::: Records to use :::

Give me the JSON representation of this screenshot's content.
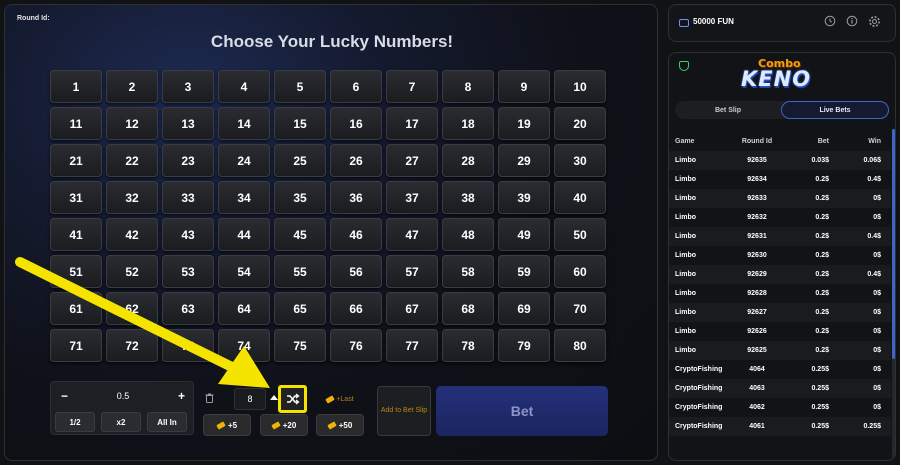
{
  "game": {
    "round_id_label": "Round Id:",
    "title": "Choose Your Lucky Numbers!",
    "numbers": [
      "1",
      "2",
      "3",
      "4",
      "5",
      "6",
      "7",
      "8",
      "9",
      "10",
      "11",
      "12",
      "13",
      "14",
      "15",
      "16",
      "17",
      "18",
      "19",
      "20",
      "21",
      "22",
      "23",
      "24",
      "25",
      "26",
      "27",
      "28",
      "29",
      "30",
      "31",
      "32",
      "33",
      "34",
      "35",
      "36",
      "37",
      "38",
      "39",
      "40",
      "41",
      "42",
      "43",
      "44",
      "45",
      "46",
      "47",
      "48",
      "49",
      "50",
      "51",
      "52",
      "53",
      "54",
      "55",
      "56",
      "57",
      "58",
      "59",
      "60",
      "61",
      "62",
      "63",
      "64",
      "65",
      "66",
      "67",
      "68",
      "69",
      "70",
      "71",
      "72",
      "73",
      "74",
      "75",
      "76",
      "77",
      "78",
      "79",
      "80"
    ]
  },
  "controls": {
    "minus": "−",
    "plus": "+",
    "stake_value": "0.5",
    "half": "1/2",
    "double": "x2",
    "all_in": "All In",
    "pick_count": "8",
    "plus_last": "+Last",
    "plus5": "+5",
    "plus20": "+20",
    "plus50": "+50",
    "add_to_slip": "Add to Bet Slip",
    "bet": "Bet"
  },
  "header": {
    "balance": "50000 FUN"
  },
  "colors": {
    "accent_blue": "#3f63c8",
    "highlight_yellow": "#f5e400",
    "gold": "#f0b400"
  },
  "bets": {
    "logo_top": "Combo",
    "logo_bottom": "KENO",
    "tab_bet_slip": "Bet Slip",
    "tab_live_bets": "Live Bets",
    "columns": {
      "game": "Game",
      "round": "Round Id",
      "bet": "Bet",
      "win": "Win"
    },
    "rows": [
      {
        "game": "Limbo",
        "round": "92635",
        "bet": "0.03$",
        "win": "0.06$"
      },
      {
        "game": "Limbo",
        "round": "92634",
        "bet": "0.2$",
        "win": "0.4$"
      },
      {
        "game": "Limbo",
        "round": "92633",
        "bet": "0.2$",
        "win": "0$"
      },
      {
        "game": "Limbo",
        "round": "92632",
        "bet": "0.2$",
        "win": "0$"
      },
      {
        "game": "Limbo",
        "round": "92631",
        "bet": "0.2$",
        "win": "0.4$"
      },
      {
        "game": "Limbo",
        "round": "92630",
        "bet": "0.2$",
        "win": "0$"
      },
      {
        "game": "Limbo",
        "round": "92629",
        "bet": "0.2$",
        "win": "0.4$"
      },
      {
        "game": "Limbo",
        "round": "92628",
        "bet": "0.2$",
        "win": "0$"
      },
      {
        "game": "Limbo",
        "round": "92627",
        "bet": "0.2$",
        "win": "0$"
      },
      {
        "game": "Limbo",
        "round": "92626",
        "bet": "0.2$",
        "win": "0$"
      },
      {
        "game": "Limbo",
        "round": "92625",
        "bet": "0.2$",
        "win": "0$"
      },
      {
        "game": "CryptoFishing",
        "round": "4064",
        "bet": "0.25$",
        "win": "0$"
      },
      {
        "game": "CryptoFishing",
        "round": "4063",
        "bet": "0.25$",
        "win": "0$"
      },
      {
        "game": "CryptoFishing",
        "round": "4062",
        "bet": "0.25$",
        "win": "0$"
      },
      {
        "game": "CryptoFishing",
        "round": "4061",
        "bet": "0.25$",
        "win": "0.25$"
      }
    ]
  }
}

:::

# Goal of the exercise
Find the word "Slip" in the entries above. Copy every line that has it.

# Written solution
    "add_to_slip": "Add to Bet Slip",
    "tab_bet_slip": "Bet Slip",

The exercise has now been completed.